### Dataset rows for apps and sites
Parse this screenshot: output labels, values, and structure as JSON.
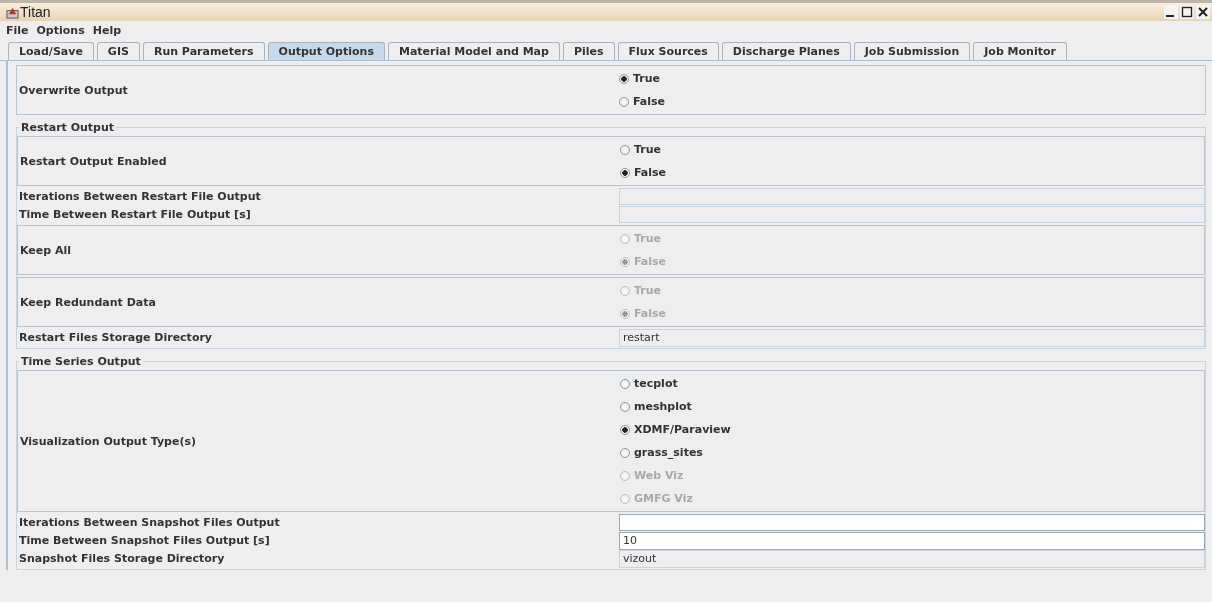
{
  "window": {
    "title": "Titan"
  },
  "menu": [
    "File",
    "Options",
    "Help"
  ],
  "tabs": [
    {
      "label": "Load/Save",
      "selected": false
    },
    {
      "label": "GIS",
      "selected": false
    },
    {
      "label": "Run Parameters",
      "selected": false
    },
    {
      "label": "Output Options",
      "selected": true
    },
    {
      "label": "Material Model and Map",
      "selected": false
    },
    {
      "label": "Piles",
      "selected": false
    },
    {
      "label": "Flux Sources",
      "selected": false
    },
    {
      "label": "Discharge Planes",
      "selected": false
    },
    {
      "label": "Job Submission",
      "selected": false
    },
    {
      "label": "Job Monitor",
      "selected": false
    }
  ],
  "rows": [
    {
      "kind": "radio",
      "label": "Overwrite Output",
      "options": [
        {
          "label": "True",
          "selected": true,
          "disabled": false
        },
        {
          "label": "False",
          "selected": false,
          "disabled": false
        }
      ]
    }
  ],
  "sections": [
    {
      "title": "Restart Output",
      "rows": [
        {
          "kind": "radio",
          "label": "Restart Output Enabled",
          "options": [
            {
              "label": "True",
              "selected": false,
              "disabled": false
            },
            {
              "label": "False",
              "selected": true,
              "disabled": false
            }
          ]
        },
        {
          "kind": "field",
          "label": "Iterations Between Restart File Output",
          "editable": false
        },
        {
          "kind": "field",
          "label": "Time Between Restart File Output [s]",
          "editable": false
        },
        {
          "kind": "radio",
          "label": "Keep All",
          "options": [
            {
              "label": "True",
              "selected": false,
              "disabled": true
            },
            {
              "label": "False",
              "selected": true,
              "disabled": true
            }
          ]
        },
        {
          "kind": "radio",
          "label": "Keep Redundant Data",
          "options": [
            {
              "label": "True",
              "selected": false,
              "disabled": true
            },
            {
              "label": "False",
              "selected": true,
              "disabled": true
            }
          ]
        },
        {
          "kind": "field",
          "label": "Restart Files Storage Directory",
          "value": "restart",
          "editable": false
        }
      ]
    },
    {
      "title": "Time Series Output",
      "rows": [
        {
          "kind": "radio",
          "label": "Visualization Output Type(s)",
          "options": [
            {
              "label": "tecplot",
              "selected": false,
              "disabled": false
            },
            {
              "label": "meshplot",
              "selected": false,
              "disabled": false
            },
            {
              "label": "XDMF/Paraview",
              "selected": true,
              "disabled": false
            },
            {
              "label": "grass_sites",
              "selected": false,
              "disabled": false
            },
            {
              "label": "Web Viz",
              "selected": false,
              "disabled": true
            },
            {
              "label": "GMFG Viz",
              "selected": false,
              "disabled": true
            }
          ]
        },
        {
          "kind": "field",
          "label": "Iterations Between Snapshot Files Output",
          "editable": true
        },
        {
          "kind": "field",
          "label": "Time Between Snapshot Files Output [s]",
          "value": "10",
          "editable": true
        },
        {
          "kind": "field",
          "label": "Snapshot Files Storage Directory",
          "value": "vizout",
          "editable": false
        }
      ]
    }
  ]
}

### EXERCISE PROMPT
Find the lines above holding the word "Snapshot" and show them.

### SOLVED PROBLEM
          "label": "Iterations Between Snapshot Files Output",
          "label": "Time Between Snapshot Files Output [s]",
          "label": "Snapshot Files Storage Directory",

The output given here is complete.